| Task item |
Sort through the entries below and pull out lines containing the word "Bridie".

| Dataset extract |
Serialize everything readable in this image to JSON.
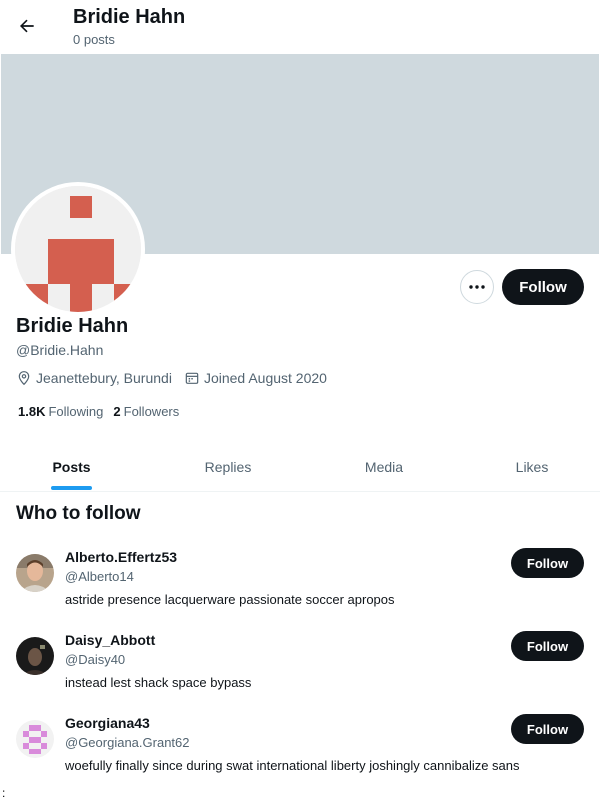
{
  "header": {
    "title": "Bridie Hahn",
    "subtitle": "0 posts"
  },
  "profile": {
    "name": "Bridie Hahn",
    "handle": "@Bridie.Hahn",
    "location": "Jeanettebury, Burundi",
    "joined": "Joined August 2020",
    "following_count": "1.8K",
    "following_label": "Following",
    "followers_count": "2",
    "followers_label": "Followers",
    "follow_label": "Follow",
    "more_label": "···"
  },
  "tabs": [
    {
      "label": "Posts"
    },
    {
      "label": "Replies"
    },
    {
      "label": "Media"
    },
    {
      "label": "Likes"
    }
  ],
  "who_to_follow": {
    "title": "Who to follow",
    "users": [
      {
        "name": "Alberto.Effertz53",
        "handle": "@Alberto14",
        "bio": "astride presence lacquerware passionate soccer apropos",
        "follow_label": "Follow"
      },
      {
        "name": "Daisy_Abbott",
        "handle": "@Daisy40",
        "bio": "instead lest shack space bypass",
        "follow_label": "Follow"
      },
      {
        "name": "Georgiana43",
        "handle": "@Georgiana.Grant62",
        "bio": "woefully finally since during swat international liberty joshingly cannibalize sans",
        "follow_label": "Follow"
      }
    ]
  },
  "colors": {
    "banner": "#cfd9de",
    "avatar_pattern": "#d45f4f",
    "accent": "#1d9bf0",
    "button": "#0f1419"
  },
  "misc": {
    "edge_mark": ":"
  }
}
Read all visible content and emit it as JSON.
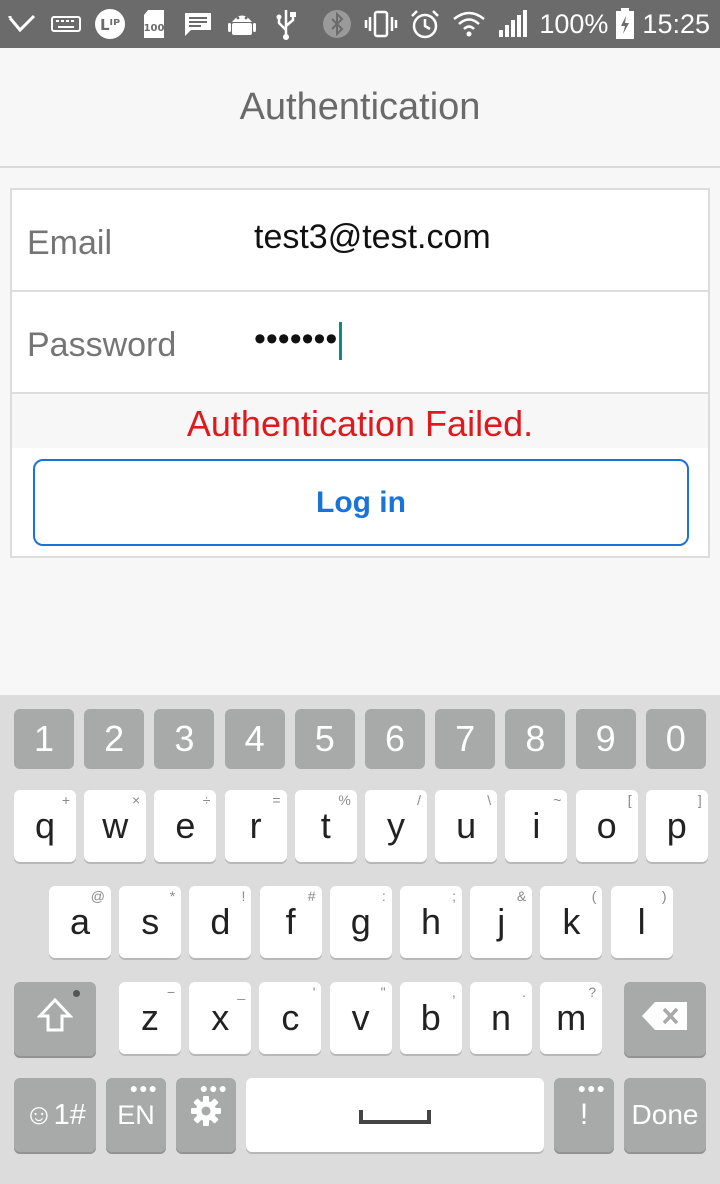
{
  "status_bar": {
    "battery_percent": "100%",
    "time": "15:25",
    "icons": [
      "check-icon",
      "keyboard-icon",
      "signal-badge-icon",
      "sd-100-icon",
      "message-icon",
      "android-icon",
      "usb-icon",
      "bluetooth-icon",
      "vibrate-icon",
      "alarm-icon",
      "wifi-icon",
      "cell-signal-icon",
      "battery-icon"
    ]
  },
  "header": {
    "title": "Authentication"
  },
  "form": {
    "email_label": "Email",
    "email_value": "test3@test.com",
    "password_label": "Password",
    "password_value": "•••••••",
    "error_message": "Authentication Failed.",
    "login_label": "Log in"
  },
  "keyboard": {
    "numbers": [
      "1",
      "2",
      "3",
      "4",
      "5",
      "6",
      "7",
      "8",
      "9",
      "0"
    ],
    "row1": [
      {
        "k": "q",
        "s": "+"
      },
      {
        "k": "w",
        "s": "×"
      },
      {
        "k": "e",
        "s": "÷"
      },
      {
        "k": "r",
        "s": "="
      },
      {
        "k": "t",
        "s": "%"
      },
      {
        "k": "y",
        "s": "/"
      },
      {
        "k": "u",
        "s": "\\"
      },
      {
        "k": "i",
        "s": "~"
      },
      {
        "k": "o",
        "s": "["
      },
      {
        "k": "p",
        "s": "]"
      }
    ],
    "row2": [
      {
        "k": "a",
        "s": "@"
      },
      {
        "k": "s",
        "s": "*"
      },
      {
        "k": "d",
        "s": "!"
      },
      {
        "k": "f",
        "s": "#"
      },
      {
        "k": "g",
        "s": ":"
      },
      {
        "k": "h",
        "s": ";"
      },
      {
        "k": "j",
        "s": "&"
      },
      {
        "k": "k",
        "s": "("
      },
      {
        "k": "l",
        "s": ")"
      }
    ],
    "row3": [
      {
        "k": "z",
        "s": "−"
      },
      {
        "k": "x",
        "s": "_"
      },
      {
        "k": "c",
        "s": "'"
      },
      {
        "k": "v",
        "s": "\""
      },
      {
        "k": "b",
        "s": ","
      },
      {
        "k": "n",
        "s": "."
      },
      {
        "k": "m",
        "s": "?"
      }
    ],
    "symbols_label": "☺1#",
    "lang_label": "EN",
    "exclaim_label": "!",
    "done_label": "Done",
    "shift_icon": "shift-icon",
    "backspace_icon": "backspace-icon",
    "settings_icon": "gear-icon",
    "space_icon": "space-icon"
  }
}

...

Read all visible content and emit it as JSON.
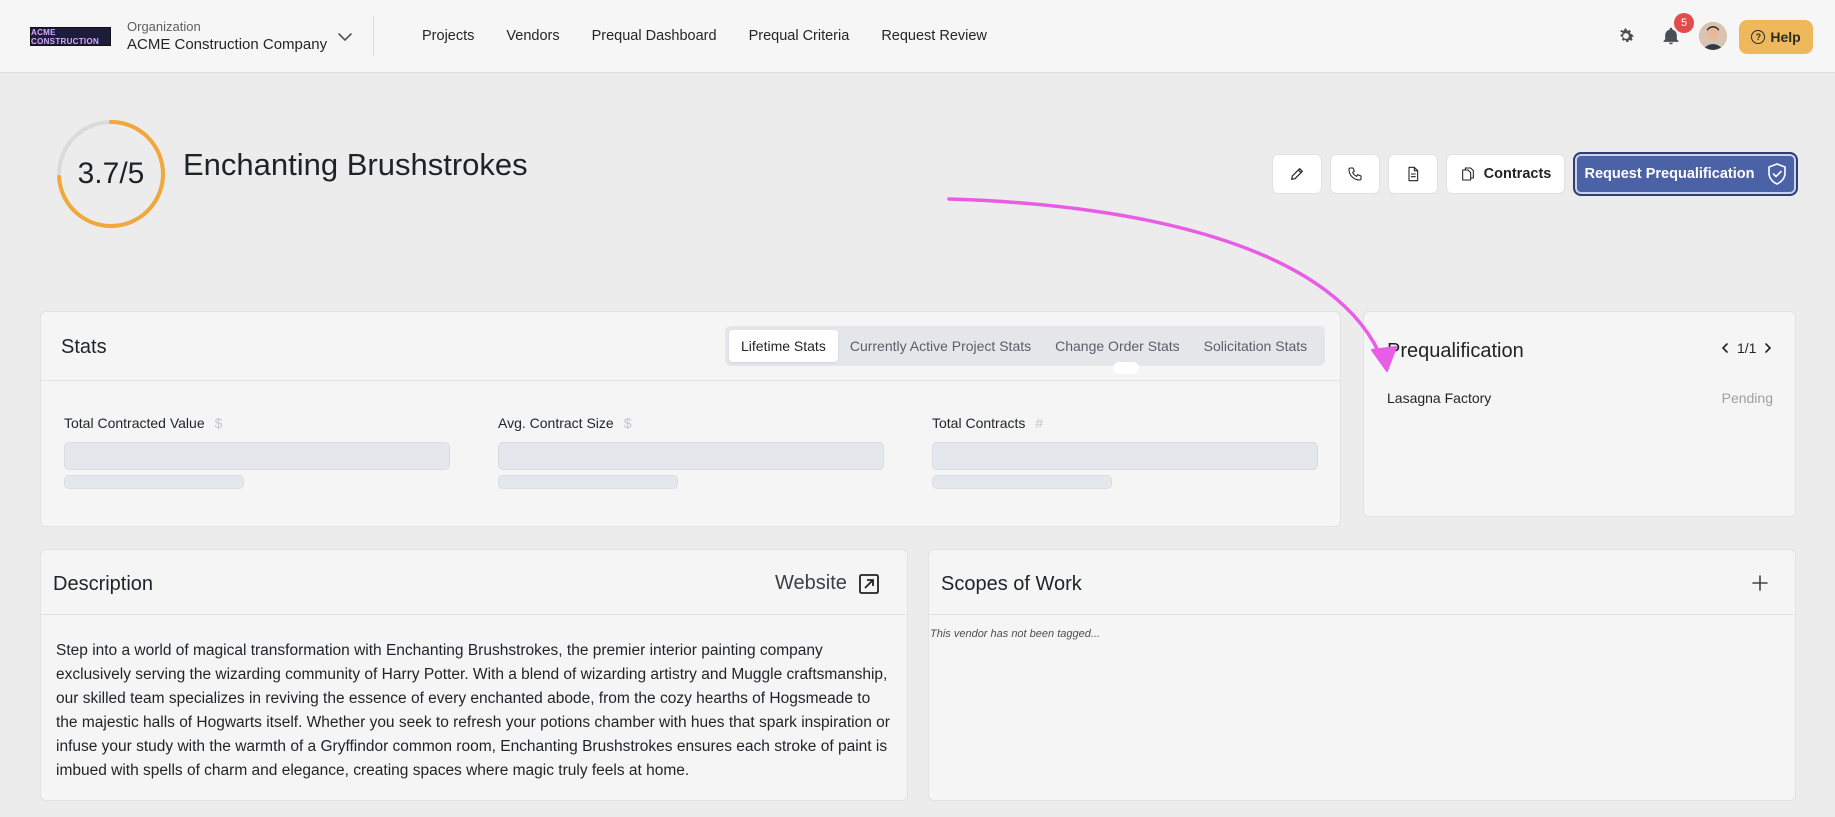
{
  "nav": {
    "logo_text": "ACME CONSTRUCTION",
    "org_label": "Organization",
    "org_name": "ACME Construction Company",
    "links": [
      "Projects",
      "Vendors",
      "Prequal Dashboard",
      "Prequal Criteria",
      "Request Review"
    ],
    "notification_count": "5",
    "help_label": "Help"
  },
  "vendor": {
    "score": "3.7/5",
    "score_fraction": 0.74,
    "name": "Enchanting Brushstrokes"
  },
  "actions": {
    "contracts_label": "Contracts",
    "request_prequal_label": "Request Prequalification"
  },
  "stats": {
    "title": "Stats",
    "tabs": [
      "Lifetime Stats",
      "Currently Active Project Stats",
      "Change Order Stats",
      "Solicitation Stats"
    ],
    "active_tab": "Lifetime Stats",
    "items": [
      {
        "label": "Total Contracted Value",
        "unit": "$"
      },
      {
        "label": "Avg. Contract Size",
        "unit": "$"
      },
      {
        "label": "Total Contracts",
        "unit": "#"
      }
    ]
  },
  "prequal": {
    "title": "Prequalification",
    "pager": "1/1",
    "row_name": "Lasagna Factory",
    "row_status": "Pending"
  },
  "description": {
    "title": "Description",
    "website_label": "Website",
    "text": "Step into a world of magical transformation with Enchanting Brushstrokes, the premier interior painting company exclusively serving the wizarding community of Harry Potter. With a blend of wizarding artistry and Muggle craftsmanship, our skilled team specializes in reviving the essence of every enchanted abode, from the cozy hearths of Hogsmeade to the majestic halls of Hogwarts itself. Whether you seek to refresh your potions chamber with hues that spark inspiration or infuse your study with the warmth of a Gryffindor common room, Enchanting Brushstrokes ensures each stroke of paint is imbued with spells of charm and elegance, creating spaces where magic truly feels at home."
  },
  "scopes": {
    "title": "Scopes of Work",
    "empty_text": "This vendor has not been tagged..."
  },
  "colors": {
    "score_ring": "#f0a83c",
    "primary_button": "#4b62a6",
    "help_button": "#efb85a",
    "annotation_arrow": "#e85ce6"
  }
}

| Solution below |
    "title": "Bridie Hahn",
    "name": "Bridie Hahn",
    "handle": "@Bridie.Hahn",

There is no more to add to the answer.